I’ve finished my mech build. In this second and final part of the video series I paint the model, add some detail to the base and add some LED lights. I’ve gotta say I really enjoyed doing this and am already thinking about ideas for another robot build. I’ve also been watching diorama building videos on YouTube and want to include some of those techniques in the build.
Here’s the first part of mech building series which looks at building the piece. The next part will cover painting.
This is something I’ve wanted to do for a long time, so I started collecting parts to use in this some time ago. I’m going to be putting together a full video on building this so I won’t go into it in too much detail. The sculpture is largely made from resin casts of things like lighters, yoghurt pots and deodorant bottles.
Here’s a video of a 1950s-esque robot that I made recently. This is actually a cast of my bioshock mask which went abit wrong, but had a really nice texture to it that looks a little like rusted and pitted metal. So I used it to create this sculpture.
This is a ray gun that I made out of some cast resin pieces. It was one of those occasions where a few bits and pieces made for different projects just happen to fit together perfectly and just beg to be made into something. I’ve built up abit of a library of cast bits and pieces now so I’m increasingly finding myself using them to build projects.
This might not mean much to you if you’re not a nerd like me, however it looks like one of my Lady of Pain sculptures has made it all the way to David ‘Zeb’ Cook, the lead designer of the Dungeons & Dragons Planescape setting. He tweeted the below and also posted on facebook. I made a bunch of these for ‘DND Collecting‘ on twitter a while back and he said he intended to try to get one to him and it looks like he succeeded.
I was able to exchange a few words with him on facebook and I took the opportunity to ask him whether the original Lady of Pain logo was a physical model or some digital art as it’s difficult to tell just by looking at it. It looks like a physical model and I’m not sure how likely it would be to be digital art given that the books were originally published in the early 90s.
He said; ‘The original was line art by Dana Knutson when he was creating faction symbol designs. Seeing it, I created the Lady of Pain to match the image and from there we decided she should be the logo. I’m pretty sure that Robh Ruppel’s wife sculpted her to use for the box logo. Not 100% on that, but Robh would know‘.
So not confirmation one way or the other exactly, but interesting nonetheless. It was nice to be able to speak to one of the people who created one of the most iconic D&D settings ever made. Aside from the various Lady of Pain sculptures that I’ve made over the years, it’s no coincidence that the logo for my website uses the Exocet font – that’s the font used extensively in the Planescape setting. So it had a major impact on me. Even the website name ‘The Dark Power’ is from a D&D game, specifically referencing The Dark Powers that rule the Ravenloft campaign setting. So D&D had a major influence on me growing up and it’s really nice to have some contact with one of the people responsible for developing it. Kinda brings things full circle somehow.

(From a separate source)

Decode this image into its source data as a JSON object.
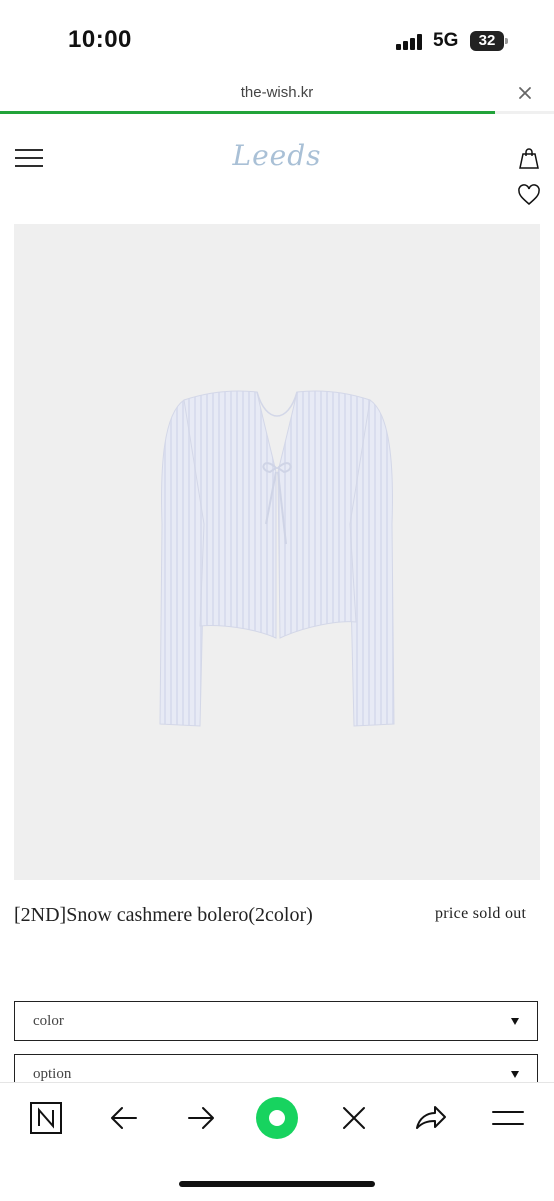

Edit – Robh Ruppel subsequently confirmed that his wife Cindy sculpted the face, the blades were created by ‘the guys in mapping’ (maybe a separate department?) and he gave it a patina. So it was an actual sculpture at one point which is really interesting. I wonder where it ended up? 😉
I recently attended Steampunks in Space, an event held in the National Space Center in Leicester. I’ve attended several times previously, but it’s always really nice to be able exhibit my models, sculptures, costumes pieces and props. Here’s a video and some pics.